**Problem to solve**
After reading the entries below, report how many lines have the string "method" in them, giving the number alone.

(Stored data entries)
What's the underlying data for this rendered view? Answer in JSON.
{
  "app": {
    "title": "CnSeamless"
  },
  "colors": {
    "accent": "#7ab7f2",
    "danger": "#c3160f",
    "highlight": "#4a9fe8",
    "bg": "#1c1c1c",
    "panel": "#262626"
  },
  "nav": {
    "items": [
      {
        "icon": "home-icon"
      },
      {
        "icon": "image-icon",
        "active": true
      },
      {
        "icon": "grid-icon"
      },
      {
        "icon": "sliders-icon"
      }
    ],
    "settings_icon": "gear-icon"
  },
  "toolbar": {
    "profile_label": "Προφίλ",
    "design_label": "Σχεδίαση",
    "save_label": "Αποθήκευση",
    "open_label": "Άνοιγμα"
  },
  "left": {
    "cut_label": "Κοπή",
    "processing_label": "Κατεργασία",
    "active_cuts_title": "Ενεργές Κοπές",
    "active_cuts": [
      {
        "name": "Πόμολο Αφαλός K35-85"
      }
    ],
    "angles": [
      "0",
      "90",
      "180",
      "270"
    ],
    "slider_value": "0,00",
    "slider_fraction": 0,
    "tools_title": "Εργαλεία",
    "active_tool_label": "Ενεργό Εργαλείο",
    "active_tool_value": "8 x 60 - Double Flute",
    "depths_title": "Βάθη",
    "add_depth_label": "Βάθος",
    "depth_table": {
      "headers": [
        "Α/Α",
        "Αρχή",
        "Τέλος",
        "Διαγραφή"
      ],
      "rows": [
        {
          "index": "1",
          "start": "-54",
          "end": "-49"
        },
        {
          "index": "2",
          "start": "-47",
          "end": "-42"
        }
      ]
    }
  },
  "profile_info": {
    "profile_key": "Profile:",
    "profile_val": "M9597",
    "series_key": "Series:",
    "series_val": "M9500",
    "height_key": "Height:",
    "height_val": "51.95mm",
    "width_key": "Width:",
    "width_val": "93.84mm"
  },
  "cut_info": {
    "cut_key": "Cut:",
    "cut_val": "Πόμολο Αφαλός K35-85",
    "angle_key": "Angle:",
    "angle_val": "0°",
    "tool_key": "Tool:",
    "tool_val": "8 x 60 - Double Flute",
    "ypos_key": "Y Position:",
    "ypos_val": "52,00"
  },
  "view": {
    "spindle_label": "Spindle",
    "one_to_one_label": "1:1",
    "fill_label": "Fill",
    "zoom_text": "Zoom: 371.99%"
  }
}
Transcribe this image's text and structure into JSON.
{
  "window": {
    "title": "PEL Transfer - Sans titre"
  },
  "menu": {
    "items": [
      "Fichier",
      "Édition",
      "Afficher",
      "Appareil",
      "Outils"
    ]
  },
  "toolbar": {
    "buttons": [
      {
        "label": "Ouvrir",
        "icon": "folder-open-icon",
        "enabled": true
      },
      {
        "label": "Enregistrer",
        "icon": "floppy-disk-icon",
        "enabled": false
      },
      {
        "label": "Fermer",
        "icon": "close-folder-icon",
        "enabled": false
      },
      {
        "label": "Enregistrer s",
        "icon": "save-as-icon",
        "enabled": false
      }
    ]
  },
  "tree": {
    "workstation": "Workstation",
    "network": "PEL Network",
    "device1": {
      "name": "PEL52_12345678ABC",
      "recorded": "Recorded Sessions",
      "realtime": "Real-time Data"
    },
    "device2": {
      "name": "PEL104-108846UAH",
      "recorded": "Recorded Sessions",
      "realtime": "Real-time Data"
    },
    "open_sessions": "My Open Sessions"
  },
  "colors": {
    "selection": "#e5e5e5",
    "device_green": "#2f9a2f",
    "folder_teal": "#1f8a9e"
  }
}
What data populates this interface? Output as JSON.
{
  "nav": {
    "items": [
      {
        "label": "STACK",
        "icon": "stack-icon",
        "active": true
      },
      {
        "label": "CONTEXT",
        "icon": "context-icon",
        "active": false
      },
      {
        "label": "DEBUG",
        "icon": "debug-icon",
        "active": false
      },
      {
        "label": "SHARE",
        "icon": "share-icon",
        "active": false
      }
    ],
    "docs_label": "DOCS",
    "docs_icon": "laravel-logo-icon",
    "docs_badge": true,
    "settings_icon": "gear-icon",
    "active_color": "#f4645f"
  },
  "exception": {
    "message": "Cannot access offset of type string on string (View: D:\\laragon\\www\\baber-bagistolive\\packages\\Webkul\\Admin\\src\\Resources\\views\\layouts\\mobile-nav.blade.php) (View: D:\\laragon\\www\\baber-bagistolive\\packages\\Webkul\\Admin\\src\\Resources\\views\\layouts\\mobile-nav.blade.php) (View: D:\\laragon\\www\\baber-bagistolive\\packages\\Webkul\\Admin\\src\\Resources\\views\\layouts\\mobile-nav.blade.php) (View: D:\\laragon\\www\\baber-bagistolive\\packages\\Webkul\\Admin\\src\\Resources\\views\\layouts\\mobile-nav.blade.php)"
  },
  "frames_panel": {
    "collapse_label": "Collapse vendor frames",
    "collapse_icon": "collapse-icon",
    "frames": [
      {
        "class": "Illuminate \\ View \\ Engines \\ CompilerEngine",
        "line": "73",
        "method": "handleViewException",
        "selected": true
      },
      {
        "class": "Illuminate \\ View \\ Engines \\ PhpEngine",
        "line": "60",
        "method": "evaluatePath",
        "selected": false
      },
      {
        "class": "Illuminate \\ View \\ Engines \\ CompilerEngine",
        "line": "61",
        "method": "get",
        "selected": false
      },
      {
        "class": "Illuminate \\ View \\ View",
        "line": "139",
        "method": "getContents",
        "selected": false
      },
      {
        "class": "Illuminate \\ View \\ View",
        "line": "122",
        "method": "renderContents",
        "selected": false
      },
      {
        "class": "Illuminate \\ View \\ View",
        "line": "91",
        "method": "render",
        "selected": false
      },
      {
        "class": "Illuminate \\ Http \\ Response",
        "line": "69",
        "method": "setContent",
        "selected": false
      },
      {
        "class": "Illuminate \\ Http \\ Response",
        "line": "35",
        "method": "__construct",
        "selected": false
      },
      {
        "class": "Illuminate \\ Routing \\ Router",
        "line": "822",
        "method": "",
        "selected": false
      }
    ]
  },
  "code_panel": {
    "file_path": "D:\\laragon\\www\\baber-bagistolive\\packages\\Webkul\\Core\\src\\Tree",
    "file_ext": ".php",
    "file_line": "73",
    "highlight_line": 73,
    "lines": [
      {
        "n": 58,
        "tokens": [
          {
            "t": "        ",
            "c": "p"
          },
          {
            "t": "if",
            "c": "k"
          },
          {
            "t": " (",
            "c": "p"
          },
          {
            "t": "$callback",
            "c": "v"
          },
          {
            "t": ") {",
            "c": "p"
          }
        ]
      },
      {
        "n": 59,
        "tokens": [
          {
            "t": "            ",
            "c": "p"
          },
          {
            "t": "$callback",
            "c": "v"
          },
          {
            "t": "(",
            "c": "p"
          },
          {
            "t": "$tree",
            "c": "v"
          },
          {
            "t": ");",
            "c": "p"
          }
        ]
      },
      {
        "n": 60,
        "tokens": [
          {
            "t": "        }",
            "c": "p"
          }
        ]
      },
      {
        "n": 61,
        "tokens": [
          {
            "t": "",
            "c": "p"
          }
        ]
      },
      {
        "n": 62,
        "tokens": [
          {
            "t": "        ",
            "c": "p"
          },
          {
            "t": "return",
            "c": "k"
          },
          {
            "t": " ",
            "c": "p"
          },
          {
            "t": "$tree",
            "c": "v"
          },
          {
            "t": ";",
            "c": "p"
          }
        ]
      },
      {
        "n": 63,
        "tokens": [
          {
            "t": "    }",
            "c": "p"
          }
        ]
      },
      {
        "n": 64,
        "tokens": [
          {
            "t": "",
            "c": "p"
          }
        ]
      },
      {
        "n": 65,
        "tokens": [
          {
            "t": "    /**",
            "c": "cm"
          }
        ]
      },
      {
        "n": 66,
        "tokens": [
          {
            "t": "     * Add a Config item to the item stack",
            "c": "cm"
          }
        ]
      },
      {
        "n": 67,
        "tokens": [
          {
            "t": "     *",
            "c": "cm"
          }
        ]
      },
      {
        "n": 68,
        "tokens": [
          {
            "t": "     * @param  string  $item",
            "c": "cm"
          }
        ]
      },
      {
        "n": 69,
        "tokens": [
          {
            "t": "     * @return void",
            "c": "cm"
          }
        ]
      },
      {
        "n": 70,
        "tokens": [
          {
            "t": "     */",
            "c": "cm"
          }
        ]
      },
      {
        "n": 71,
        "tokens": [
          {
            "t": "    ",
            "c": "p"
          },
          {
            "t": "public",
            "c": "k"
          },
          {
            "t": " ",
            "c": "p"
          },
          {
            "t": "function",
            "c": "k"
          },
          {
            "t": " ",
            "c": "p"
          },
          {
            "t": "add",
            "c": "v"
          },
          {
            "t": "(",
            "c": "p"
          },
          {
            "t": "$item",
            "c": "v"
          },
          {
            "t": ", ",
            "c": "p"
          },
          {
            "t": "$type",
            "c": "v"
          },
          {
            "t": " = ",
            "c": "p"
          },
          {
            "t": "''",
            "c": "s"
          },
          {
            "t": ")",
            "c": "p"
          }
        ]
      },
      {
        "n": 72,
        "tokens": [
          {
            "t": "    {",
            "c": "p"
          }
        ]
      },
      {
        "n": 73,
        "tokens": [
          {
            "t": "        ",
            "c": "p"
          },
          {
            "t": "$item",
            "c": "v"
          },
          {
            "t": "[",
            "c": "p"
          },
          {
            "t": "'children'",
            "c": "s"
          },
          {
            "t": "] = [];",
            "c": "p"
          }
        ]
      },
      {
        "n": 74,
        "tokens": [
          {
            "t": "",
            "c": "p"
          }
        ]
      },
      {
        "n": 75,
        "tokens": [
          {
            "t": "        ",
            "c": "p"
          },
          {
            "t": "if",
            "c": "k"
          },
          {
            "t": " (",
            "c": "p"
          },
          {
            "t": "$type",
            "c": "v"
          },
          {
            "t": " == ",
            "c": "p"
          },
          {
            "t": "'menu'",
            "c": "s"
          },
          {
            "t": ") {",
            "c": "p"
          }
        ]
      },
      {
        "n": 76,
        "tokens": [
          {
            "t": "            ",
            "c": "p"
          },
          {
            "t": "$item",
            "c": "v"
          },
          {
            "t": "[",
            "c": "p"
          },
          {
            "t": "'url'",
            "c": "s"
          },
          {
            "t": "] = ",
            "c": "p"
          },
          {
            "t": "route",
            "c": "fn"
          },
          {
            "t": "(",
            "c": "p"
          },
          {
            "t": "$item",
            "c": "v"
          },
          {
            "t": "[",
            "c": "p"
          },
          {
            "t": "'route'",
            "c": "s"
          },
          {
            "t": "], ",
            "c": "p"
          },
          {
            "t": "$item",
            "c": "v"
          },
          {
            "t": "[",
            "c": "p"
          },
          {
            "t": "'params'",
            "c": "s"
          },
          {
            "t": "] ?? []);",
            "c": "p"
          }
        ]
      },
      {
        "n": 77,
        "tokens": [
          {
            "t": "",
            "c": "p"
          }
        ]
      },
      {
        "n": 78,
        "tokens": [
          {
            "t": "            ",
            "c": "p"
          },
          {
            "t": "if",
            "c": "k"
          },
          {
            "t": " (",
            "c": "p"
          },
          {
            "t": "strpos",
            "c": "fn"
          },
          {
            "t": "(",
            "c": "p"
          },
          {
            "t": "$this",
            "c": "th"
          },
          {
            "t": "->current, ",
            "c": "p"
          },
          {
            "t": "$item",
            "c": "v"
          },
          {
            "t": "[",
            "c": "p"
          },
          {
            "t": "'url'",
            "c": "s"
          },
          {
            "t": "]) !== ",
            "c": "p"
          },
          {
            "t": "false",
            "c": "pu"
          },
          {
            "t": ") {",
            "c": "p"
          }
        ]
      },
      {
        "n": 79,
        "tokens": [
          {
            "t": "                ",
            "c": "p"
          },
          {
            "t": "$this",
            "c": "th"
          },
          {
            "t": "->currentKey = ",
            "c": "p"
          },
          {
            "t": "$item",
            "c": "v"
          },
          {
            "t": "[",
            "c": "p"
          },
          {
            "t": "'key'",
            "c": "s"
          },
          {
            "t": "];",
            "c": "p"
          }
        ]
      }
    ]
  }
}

**Expected answer**
9